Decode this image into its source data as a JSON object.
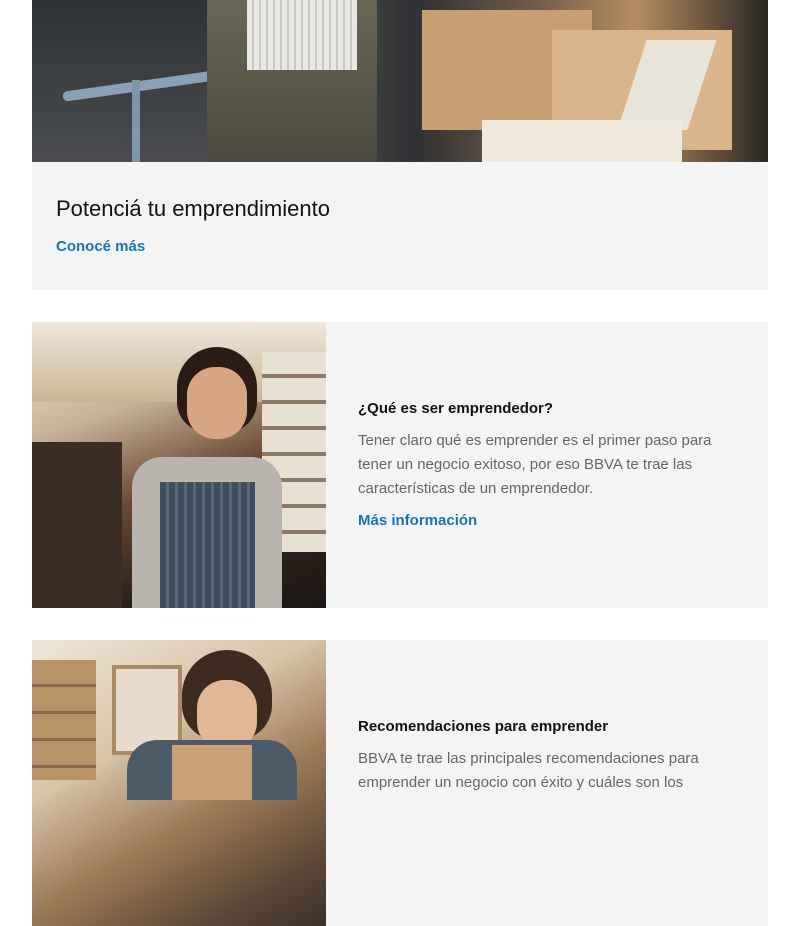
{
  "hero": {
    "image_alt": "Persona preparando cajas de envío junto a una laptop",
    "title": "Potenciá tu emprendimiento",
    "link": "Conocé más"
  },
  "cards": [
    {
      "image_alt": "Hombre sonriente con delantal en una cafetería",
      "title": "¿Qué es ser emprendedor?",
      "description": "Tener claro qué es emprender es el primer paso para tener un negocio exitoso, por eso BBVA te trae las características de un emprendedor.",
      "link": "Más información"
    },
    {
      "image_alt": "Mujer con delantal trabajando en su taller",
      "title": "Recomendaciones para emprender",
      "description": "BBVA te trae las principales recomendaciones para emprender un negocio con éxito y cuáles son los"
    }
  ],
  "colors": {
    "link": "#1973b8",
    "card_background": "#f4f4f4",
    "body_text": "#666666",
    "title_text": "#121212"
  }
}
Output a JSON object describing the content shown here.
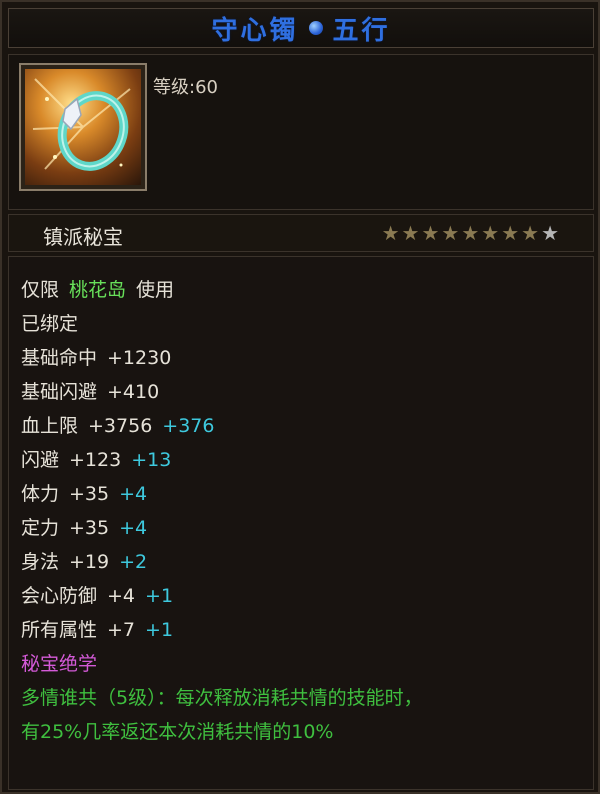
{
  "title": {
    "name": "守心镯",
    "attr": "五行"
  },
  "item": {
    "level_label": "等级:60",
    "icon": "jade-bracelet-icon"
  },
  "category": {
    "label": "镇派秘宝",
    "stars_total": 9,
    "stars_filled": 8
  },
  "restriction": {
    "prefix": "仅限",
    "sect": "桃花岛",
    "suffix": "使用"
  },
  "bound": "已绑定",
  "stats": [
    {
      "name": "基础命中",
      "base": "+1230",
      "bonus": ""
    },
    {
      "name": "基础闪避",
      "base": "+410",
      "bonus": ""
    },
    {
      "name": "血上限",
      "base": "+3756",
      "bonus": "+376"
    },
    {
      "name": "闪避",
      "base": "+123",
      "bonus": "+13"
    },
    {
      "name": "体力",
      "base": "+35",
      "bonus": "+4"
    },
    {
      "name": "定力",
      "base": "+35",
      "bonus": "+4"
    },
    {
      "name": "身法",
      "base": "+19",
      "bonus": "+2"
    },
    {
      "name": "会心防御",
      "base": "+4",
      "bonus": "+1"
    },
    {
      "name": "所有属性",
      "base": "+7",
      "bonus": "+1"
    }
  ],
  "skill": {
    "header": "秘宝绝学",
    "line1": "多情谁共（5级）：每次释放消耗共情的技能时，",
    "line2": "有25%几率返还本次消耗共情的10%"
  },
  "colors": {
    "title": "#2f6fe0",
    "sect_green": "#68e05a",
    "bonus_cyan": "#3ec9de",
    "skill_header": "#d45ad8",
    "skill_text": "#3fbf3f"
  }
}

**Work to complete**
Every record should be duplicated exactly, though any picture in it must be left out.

**Solution to the exercise**
Decode this image into its source data as a JSON object.
{
  "hero": {
    "image_alt": "Persona preparando cajas de envío junto a una laptop",
    "title": "Potenciá tu emprendimiento",
    "link": "Conocé más"
  },
  "cards": [
    {
      "image_alt": "Hombre sonriente con delantal en una cafetería",
      "title": "¿Qué es ser emprendedor?",
      "description": "Tener claro qué es emprender es el primer paso para tener un negocio exitoso, por eso BBVA te trae las características de un emprendedor.",
      "link": "Más información"
    },
    {
      "image_alt": "Mujer con delantal trabajando en su taller",
      "title": "Recomendaciones para emprender",
      "description": "BBVA te trae las principales recomendaciones para emprender un negocio con éxito y cuáles son los"
    }
  ],
  "colors": {
    "link": "#1973b8",
    "card_background": "#f4f4f4",
    "body_text": "#666666",
    "title_text": "#121212"
  }
}
Output a JSON object describing the content shown here.
{
  "title": {
    "name": "守心镯",
    "attr": "五行"
  },
  "item": {
    "level_label": "等级:60",
    "icon": "jade-bracelet-icon"
  },
  "category": {
    "label": "镇派秘宝",
    "stars_total": 9,
    "stars_filled": 8
  },
  "restriction": {
    "prefix": "仅限",
    "sect": "桃花岛",
    "suffix": "使用"
  },
  "bound": "已绑定",
  "stats": [
    {
      "name": "基础命中",
      "base": "+1230",
      "bonus": ""
    },
    {
      "name": "基础闪避",
      "base": "+410",
      "bonus": ""
    },
    {
      "name": "血上限",
      "base": "+3756",
      "bonus": "+376"
    },
    {
      "name": "闪避",
      "base": "+123",
      "bonus": "+13"
    },
    {
      "name": "体力",
      "base": "+35",
      "bonus": "+4"
    },
    {
      "name": "定力",
      "base": "+35",
      "bonus": "+4"
    },
    {
      "name": "身法",
      "base": "+19",
      "bonus": "+2"
    },
    {
      "name": "会心防御",
      "base": "+4",
      "bonus": "+1"
    },
    {
      "name": "所有属性",
      "base": "+7",
      "bonus": "+1"
    }
  ],
  "skill": {
    "header": "秘宝绝学",
    "line1": "多情谁共（5级）：每次释放消耗共情的技能时，",
    "line2": "有25%几率返还本次消耗共情的10%"
  },
  "colors": {
    "title": "#2f6fe0",
    "sect_green": "#68e05a",
    "bonus_cyan": "#3ec9de",
    "skill_header": "#d45ad8",
    "skill_text": "#3fbf3f"
  }
}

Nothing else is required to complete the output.